Source data:
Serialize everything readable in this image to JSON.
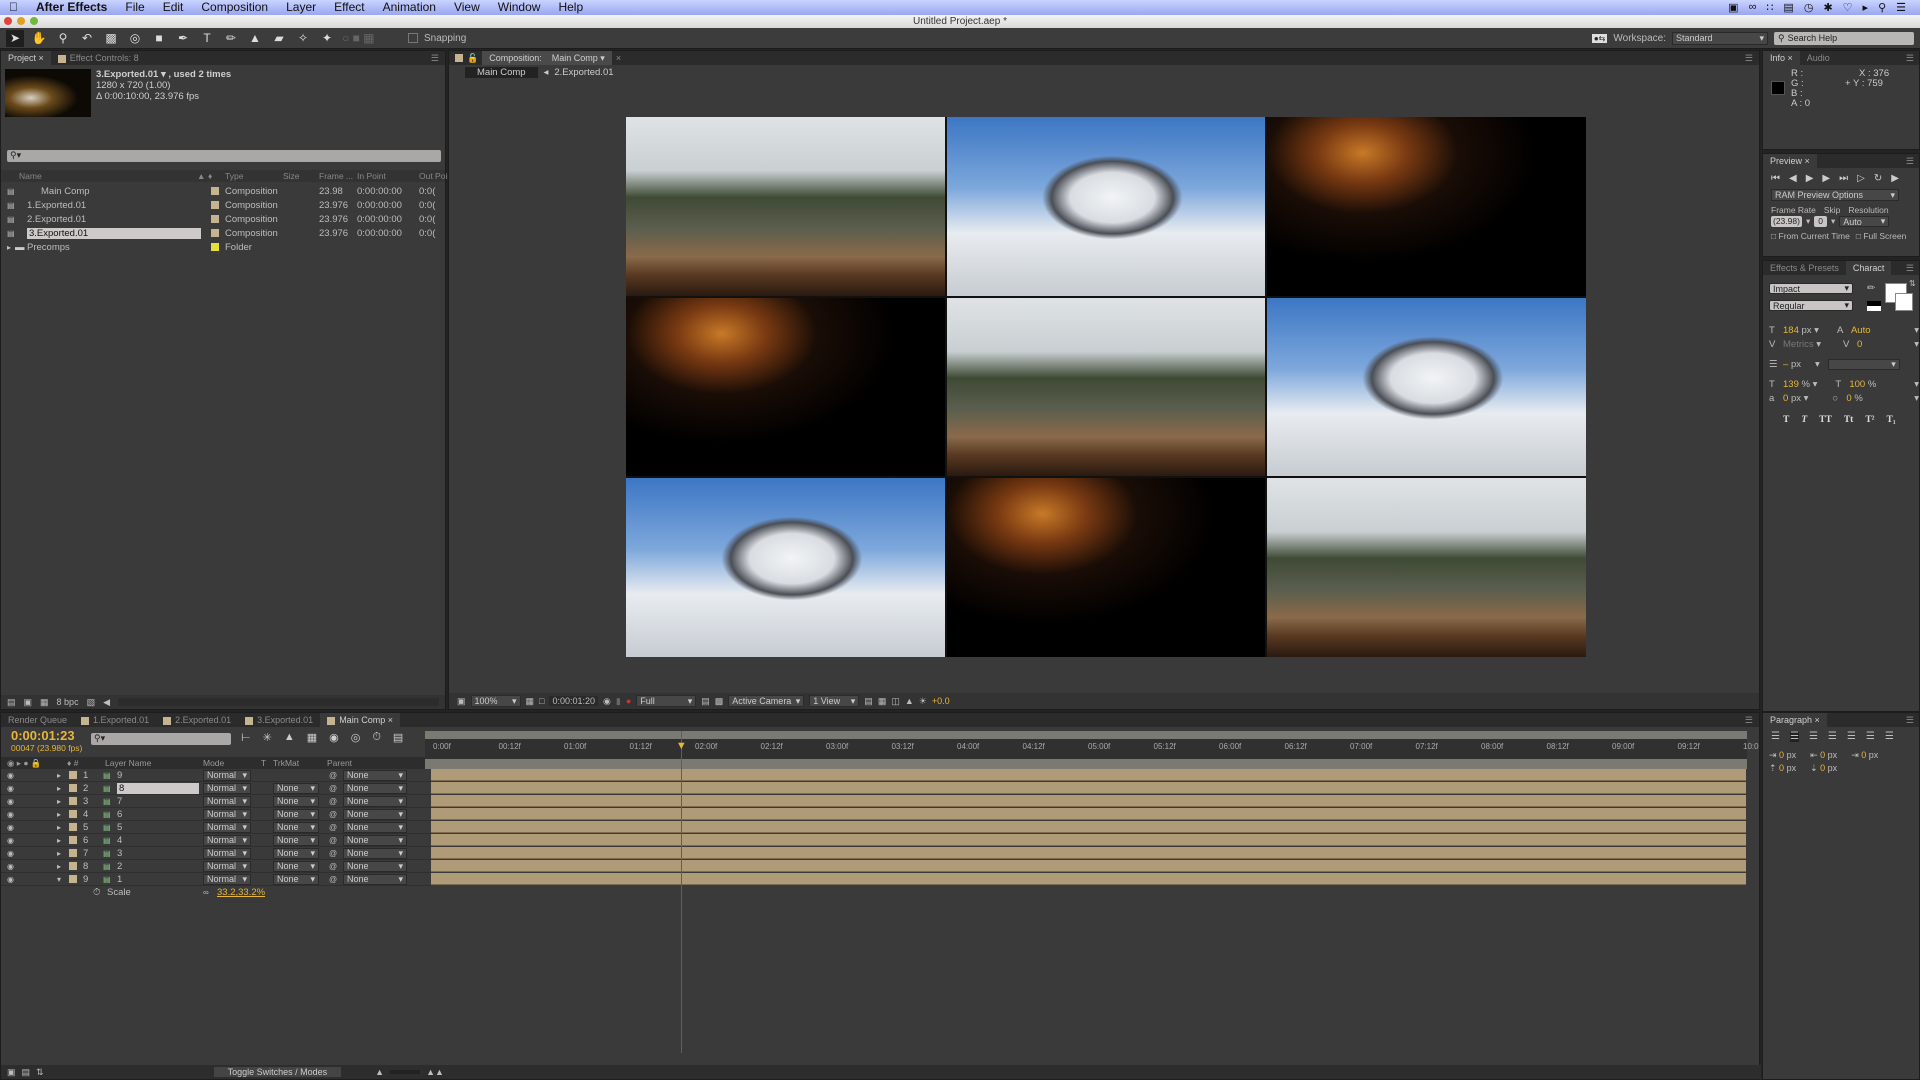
{
  "menubar": {
    "app": "After Effects",
    "items": [
      "File",
      "Edit",
      "Composition",
      "Layer",
      "Effect",
      "Animation",
      "View",
      "Window",
      "Help"
    ],
    "tray_icons": [
      "camera-icon",
      "creative-cloud-icon",
      "grid-icon",
      "folder-check-icon",
      "time-machine-icon",
      "bluetooth-icon",
      "wifi-icon",
      "volume-icon",
      "spotlight-icon",
      "list-icon"
    ]
  },
  "window": {
    "title": "Untitled Project.aep *"
  },
  "toolbar": {
    "snapping_label": "Snapping",
    "workspace_label": "Workspace:",
    "workspace_value": "Standard",
    "search_placeholder": "Search Help"
  },
  "project": {
    "tabs": [
      "Project",
      "Effect Controls: 8"
    ],
    "selected_name": "3.Exported.01 ▾ , used 2 times",
    "dimensions": "1280 x 720 (1.00)",
    "duration": "Δ 0:00:10:00, 23.976 fps",
    "search_placeholder": "",
    "columns": [
      "Name",
      "Type",
      "Size",
      "Frame ...",
      "In Point",
      "Out Poin"
    ],
    "items": [
      {
        "name": "Main Comp",
        "type": "Composition",
        "size": "",
        "frame": "23.98",
        "in": "0:00:00:00",
        "out": "0:0(",
        "selected": false
      },
      {
        "name": "1.Exported.01",
        "type": "Composition",
        "size": "",
        "frame": "23.976",
        "in": "0:00:00:00",
        "out": "0:0(",
        "selected": false
      },
      {
        "name": "2.Exported.01",
        "type": "Composition",
        "size": "",
        "frame": "23.976",
        "in": "0:00:00:00",
        "out": "0:0(",
        "selected": false
      },
      {
        "name": "3.Exported.01",
        "type": "Composition",
        "size": "",
        "frame": "23.976",
        "in": "0:00:00:00",
        "out": "0:0(",
        "selected": true
      },
      {
        "name": "Precomps",
        "type": "Folder",
        "size": "",
        "frame": "",
        "in": "",
        "out": "",
        "selected": false
      }
    ],
    "bpc": "8 bpc"
  },
  "composition": {
    "tab_label": "Composition:",
    "comp_name": "Main Comp",
    "breadcrumb": [
      "Main Comp",
      "2.Exported.01"
    ],
    "zoom": "100%",
    "timecode": "0:00:01:20",
    "resolution": "Full",
    "camera": "Active Camera",
    "views": "1 View",
    "exposure": "+0.0",
    "grid": [
      [
        "bmx",
        "mountain",
        "hand"
      ],
      [
        "hand",
        "bmx",
        "mountain"
      ],
      [
        "mountain",
        "hand",
        "bmx"
      ]
    ]
  },
  "info": {
    "tabs": [
      "Info",
      "Audio"
    ],
    "r": "R :",
    "g": "G :",
    "b": "B :",
    "a": "A : 0",
    "x": "X : 376",
    "y": "Y : 759"
  },
  "preview": {
    "tab": "Preview",
    "ram_options": "RAM Preview Options",
    "frame_rate_label": "Frame Rate",
    "skip_label": "Skip",
    "resolution_label": "Resolution",
    "frame_rate": "(23.98)",
    "skip": "0",
    "resolution": "Auto",
    "from_current": "From Current Time",
    "full_screen": "Full Screen"
  },
  "character": {
    "tabs": [
      "Effects & Presets",
      "Charact"
    ],
    "font": "Impact",
    "style": "Regular",
    "size": "184",
    "size_unit": "px",
    "leading": "Auto",
    "kerning": "Metrics",
    "tracking": "0",
    "line": "–",
    "line_unit": "px",
    "vscale": "139",
    "hscale": "100",
    "baseline": "0",
    "baseline_unit": "px",
    "tsume": "0",
    "styles": [
      "T",
      "T",
      "TT",
      "Tt",
      "T²",
      "T₁"
    ]
  },
  "paragraph": {
    "tab": "Paragraph",
    "indent_left": "0",
    "indent_right": "0",
    "indent_first": "0",
    "space_before": "0",
    "space_after": "0",
    "unit": "px"
  },
  "timeline": {
    "tabs": [
      "Render Queue",
      "1.Exported.01",
      "2.Exported.01",
      "3.Exported.01",
      "Main Comp"
    ],
    "timecode": "0:00:01:23",
    "frames": "00047 (23.980 fps)",
    "columns": [
      "Layer Name",
      "Mode",
      "T",
      "TrkMat",
      "Parent"
    ],
    "layers": [
      {
        "num": "1",
        "name": "9",
        "mode": "Normal",
        "trkmat": "",
        "parent": "None",
        "expanded": false
      },
      {
        "num": "2",
        "name": "8",
        "mode": "Normal",
        "trkmat": "None",
        "parent": "None",
        "expanded": false,
        "editing": true
      },
      {
        "num": "3",
        "name": "7",
        "mode": "Normal",
        "trkmat": "None",
        "parent": "None",
        "expanded": false
      },
      {
        "num": "4",
        "name": "6",
        "mode": "Normal",
        "trkmat": "None",
        "parent": "None",
        "expanded": false
      },
      {
        "num": "5",
        "name": "5",
        "mode": "Normal",
        "trkmat": "None",
        "parent": "None",
        "expanded": false
      },
      {
        "num": "6",
        "name": "4",
        "mode": "Normal",
        "trkmat": "None",
        "parent": "None",
        "expanded": false
      },
      {
        "num": "7",
        "name": "3",
        "mode": "Normal",
        "trkmat": "None",
        "parent": "None",
        "expanded": false
      },
      {
        "num": "8",
        "name": "2",
        "mode": "Normal",
        "trkmat": "None",
        "parent": "None",
        "expanded": false
      },
      {
        "num": "9",
        "name": "1",
        "mode": "Normal",
        "trkmat": "None",
        "parent": "None",
        "expanded": true
      }
    ],
    "property": {
      "name": "Scale",
      "value": "33.2,33.2%"
    },
    "ruler": [
      "0:00f",
      "00:12f",
      "01:00f",
      "01:12f",
      "02:00f",
      "02:12f",
      "03:00f",
      "03:12f",
      "04:00f",
      "04:12f",
      "05:00f",
      "05:12f",
      "06:00f",
      "06:12f",
      "07:00f",
      "07:12f",
      "08:00f",
      "08:12f",
      "09:00f",
      "09:12f",
      "10:0"
    ],
    "playhead_fraction": 0.19,
    "toggle_label": "Toggle Switches / Modes"
  },
  "colors": {
    "accent": "#e7b63a",
    "label": "#c6b491",
    "folder": "#e8e03a",
    "layer_bar": "#b09b78",
    "playhead": "#d8263a"
  }
}
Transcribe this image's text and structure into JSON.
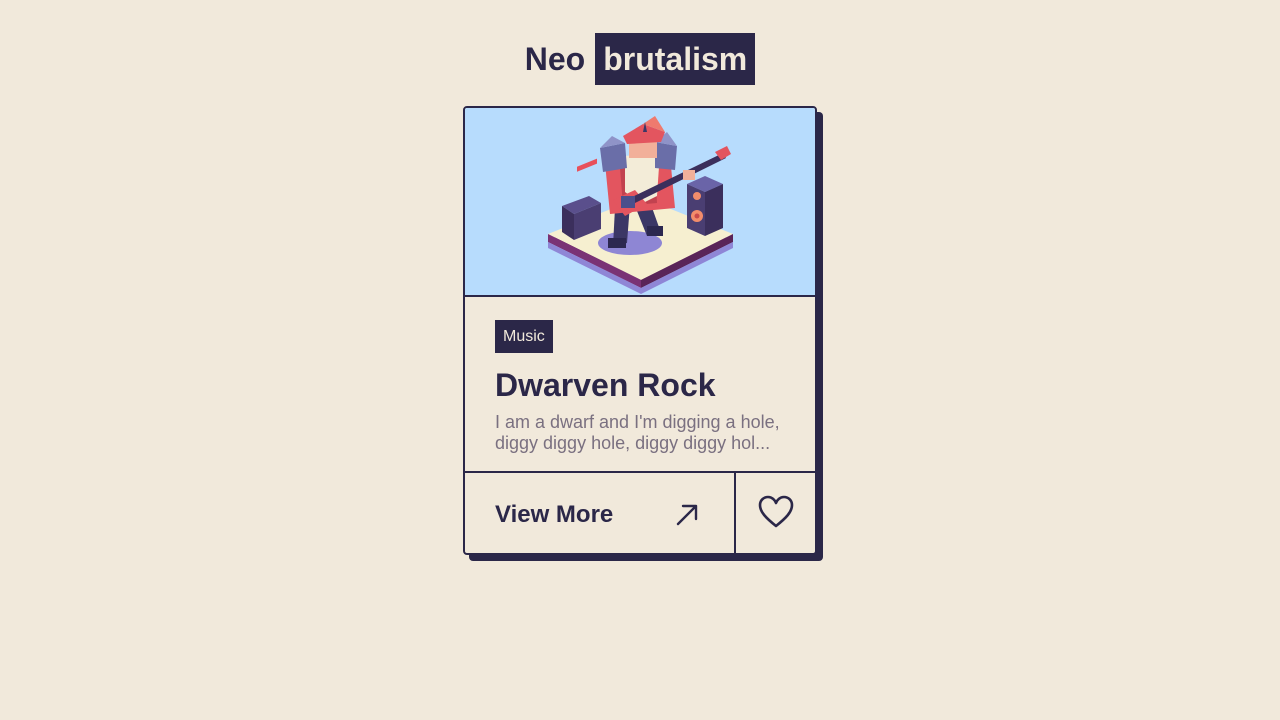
{
  "heading": {
    "plain": "Neo",
    "boxed": "brutalism"
  },
  "card": {
    "image_subject": "isometric dwarf playing electric guitar with amp and speaker",
    "tag": "Music",
    "title": "Dwarven Rock",
    "description": "I am a dwarf and I'm digging a hole, diggy diggy hole, diggy diggy hol...",
    "view_more_label": "View More",
    "view_more_icon": "arrow-up-right-icon",
    "like_icon": "heart-icon"
  },
  "colors": {
    "background": "#f1e9db",
    "ink": "#2b2748",
    "image_background": "#b7dcfd",
    "muted_text": "#7a7080"
  }
}
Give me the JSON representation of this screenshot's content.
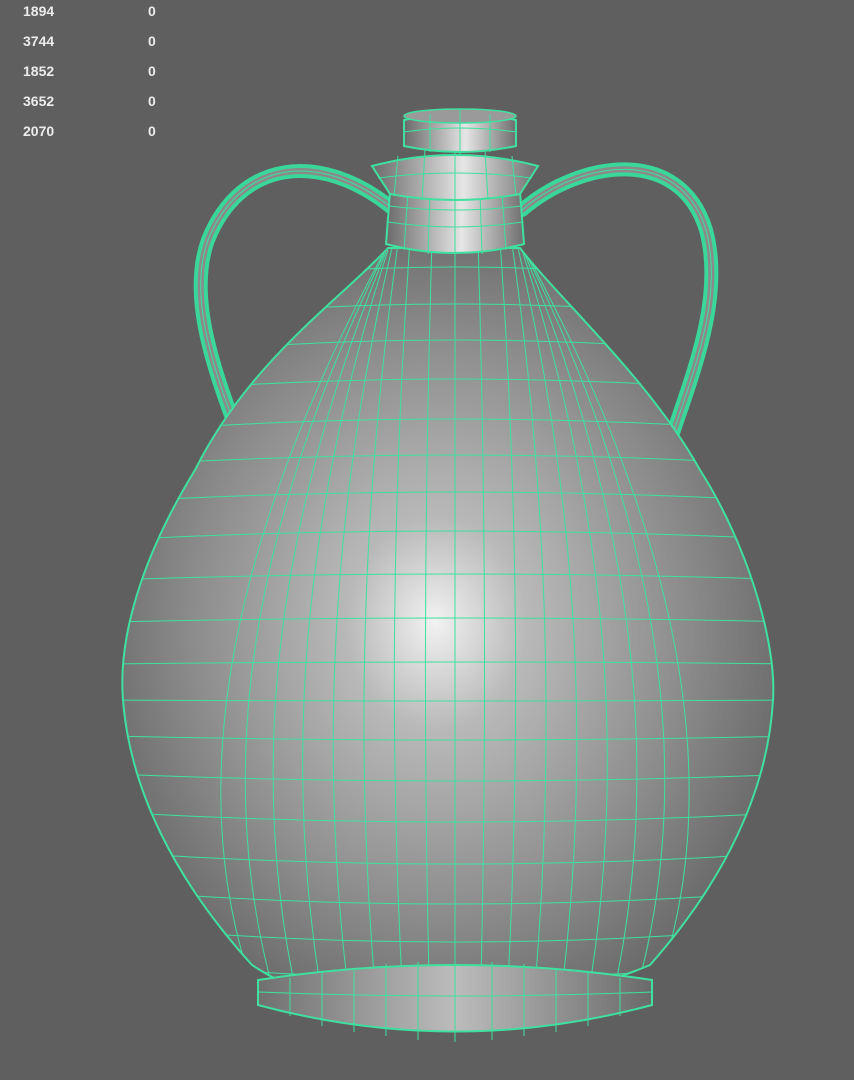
{
  "hud": {
    "rows": [
      {
        "value": "1894",
        "count": "0"
      },
      {
        "value": "3744",
        "count": "0"
      },
      {
        "value": "1852",
        "count": "0"
      },
      {
        "value": "3652",
        "count": "0"
      },
      {
        "value": "2070",
        "count": "0"
      }
    ]
  },
  "colors": {
    "background": "#5f5f5f",
    "wireframe": "#3fe0a0",
    "hud_text": "#ececec"
  },
  "scene": {
    "object": "amphora-mesh",
    "display_mode": "shaded-with-wireframe"
  }
}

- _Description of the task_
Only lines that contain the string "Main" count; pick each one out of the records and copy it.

- _Solution to the exercise_
        "name": "Main Comp",
    "comp_name": "Main Comp",
      "Main Comp",
      "Main Comp"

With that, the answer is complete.